++++ DATASET RECORDS

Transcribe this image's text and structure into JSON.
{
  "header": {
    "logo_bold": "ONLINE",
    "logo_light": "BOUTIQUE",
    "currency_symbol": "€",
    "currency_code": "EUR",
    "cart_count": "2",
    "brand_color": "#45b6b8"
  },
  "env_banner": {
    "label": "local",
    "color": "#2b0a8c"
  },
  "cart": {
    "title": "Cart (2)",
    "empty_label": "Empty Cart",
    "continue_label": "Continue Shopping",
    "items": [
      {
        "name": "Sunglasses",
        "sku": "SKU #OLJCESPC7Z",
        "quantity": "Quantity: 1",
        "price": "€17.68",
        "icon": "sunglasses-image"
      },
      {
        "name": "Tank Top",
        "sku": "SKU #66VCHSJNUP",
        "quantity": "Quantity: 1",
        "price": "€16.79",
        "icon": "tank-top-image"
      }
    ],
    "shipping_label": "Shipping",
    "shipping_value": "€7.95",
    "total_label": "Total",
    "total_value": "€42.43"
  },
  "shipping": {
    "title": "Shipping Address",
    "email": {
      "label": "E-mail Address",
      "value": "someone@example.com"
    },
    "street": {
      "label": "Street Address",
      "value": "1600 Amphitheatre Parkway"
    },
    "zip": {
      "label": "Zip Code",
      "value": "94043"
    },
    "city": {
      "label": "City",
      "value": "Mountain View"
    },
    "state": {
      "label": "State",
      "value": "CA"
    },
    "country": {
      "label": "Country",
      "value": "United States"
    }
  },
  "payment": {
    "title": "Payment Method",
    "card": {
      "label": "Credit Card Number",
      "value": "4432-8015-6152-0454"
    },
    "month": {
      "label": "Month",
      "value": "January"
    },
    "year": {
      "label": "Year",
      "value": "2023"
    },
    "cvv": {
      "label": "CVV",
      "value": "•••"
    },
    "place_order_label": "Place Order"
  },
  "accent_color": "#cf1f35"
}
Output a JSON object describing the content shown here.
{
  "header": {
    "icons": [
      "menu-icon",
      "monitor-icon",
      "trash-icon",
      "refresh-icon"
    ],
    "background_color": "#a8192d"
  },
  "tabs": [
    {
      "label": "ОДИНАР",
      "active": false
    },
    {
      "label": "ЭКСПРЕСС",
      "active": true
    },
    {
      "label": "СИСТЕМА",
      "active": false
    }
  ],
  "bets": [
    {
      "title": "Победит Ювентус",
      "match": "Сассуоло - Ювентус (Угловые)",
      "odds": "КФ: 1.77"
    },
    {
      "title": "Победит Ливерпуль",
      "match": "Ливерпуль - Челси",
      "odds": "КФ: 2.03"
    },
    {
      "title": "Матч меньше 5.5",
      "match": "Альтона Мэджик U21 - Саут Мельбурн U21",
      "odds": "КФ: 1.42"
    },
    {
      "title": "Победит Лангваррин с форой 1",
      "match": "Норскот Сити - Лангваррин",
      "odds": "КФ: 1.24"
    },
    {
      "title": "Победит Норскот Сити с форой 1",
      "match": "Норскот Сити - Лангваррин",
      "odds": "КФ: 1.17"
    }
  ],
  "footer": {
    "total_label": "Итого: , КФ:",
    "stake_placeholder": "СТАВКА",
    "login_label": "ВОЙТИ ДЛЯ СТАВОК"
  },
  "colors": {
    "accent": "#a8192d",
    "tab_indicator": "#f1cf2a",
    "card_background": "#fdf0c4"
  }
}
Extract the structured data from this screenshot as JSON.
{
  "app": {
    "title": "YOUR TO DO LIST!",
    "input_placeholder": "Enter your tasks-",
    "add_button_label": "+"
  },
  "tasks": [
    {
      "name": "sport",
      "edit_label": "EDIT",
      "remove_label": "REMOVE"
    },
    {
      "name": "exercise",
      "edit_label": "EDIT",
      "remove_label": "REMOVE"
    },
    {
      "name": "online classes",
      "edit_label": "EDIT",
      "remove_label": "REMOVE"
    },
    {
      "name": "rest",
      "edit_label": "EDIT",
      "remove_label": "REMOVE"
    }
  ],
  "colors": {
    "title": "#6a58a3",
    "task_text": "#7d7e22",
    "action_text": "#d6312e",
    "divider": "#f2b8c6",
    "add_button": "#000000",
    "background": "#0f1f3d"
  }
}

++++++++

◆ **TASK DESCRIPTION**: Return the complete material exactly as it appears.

◆ **EXERCISE RESPONSE**:
Transcribe this image's text and structure into JSON.
{
  "header": {
    "logo_bold": "ONLINE",
    "logo_light": "BOUTIQUE",
    "currency_symbol": "€",
    "currency_code": "EUR",
    "cart_count": "2",
    "brand_color": "#45b6b8"
  },
  "env_banner": {
    "label": "local",
    "color": "#2b0a8c"
  },
  "cart": {
    "title": "Cart (2)",
    "empty_label": "Empty Cart",
    "continue_label": "Continue Shopping",
    "items": [
      {
        "name": "Sunglasses",
        "sku": "SKU #OLJCESPC7Z",
        "quantity": "Quantity: 1",
        "price": "€17.68",
        "icon": "sunglasses-image"
      },
      {
        "name": "Tank Top",
        "sku": "SKU #66VCHSJNUP",
        "quantity": "Quantity: 1",
        "price": "€16.79",
        "icon": "tank-top-image"
      }
    ],
    "shipping_label": "Shipping",
    "shipping_value": "€7.95",
    "total_label": "Total",
    "total_value": "€42.43"
  },
  "shipping": {
    "title": "Shipping Address",
    "email": {
      "label": "E-mail Address",
      "value": "someone@example.com"
    },
    "street": {
      "label": "Street Address",
      "value": "1600 Amphitheatre Parkway"
    },
    "zip": {
      "label": "Zip Code",
      "value": "94043"
    },
    "city": {
      "label": "City",
      "value": "Mountain View"
    },
    "state": {
      "label": "State",
      "value": "CA"
    },
    "country": {
      "label": "Country",
      "value": "United States"
    }
  },
  "payment": {
    "title": "Payment Method",
    "card": {
      "label": "Credit Card Number",
      "value": "4432-8015-6152-0454"
    },
    "month": {
      "label": "Month",
      "value": "January"
    },
    "year": {
      "label": "Year",
      "value": "2023"
    },
    "cvv": {
      "label": "CVV",
      "value": "•••"
    },
    "place_order_label": "Place Order"
  },
  "accent_color": "#cf1f35"
}
Output a JSON object describing the content shown here.
{
  "header": {
    "icons": [
      "menu-icon",
      "monitor-icon",
      "trash-icon",
      "refresh-icon"
    ],
    "background_color": "#a8192d"
  },
  "tabs": [
    {
      "label": "ОДИНАР",
      "active": false
    },
    {
      "label": "ЭКСПРЕСС",
      "active": true
    },
    {
      "label": "СИСТЕМА",
      "active": false
    }
  ],
  "bets": [
    {
      "title": "Победит Ювентус",
      "match": "Сассуоло - Ювентус (Угловые)",
      "odds": "КФ: 1.77"
    },
    {
      "title": "Победит Ливерпуль",
      "match": "Ливерпуль - Челси",
      "odds": "КФ: 2.03"
    },
    {
      "title": "Матч меньше 5.5",
      "match": "Альтона Мэджик U21 - Саут Мельбурн U21",
      "odds": "КФ: 1.42"
    },
    {
      "title": "Победит Лангваррин с форой 1",
      "match": "Норскот Сити - Лангваррин",
      "odds": "КФ: 1.24"
    },
    {
      "title": "Победит Норскот Сити с форой 1",
      "match": "Норскот Сити - Лангваррин",
      "odds": "КФ: 1.17"
    }
  ],
  "footer": {
    "total_label": "Итого: , КФ:",
    "stake_placeholder": "СТАВКА",
    "login_label": "ВОЙТИ ДЛЯ СТАВОК"
  },
  "colors": {
    "accent": "#a8192d",
    "tab_indicator": "#f1cf2a",
    "card_background": "#fdf0c4"
  }
}
Extract the structured data from this screenshot as JSON.
{
  "app": {
    "title": "YOUR TO DO LIST!",
    "input_placeholder": "Enter your tasks-",
    "add_button_label": "+"
  },
  "tasks": [
    {
      "name": "sport",
      "edit_label": "EDIT",
      "remove_label": "REMOVE"
    },
    {
      "name": "exercise",
      "edit_label": "EDIT",
      "remove_label": "REMOVE"
    },
    {
      "name": "online classes",
      "edit_label": "EDIT",
      "remove_label": "REMOVE"
    },
    {
      "name": "rest",
      "edit_label": "EDIT",
      "remove_label": "REMOVE"
    }
  ],
  "colors": {
    "title": "#6a58a3",
    "task_text": "#7d7e22",
    "action_text": "#d6312e",
    "divider": "#f2b8c6",
    "add_button": "#000000",
    "background": "#0f1f3d"
  }
}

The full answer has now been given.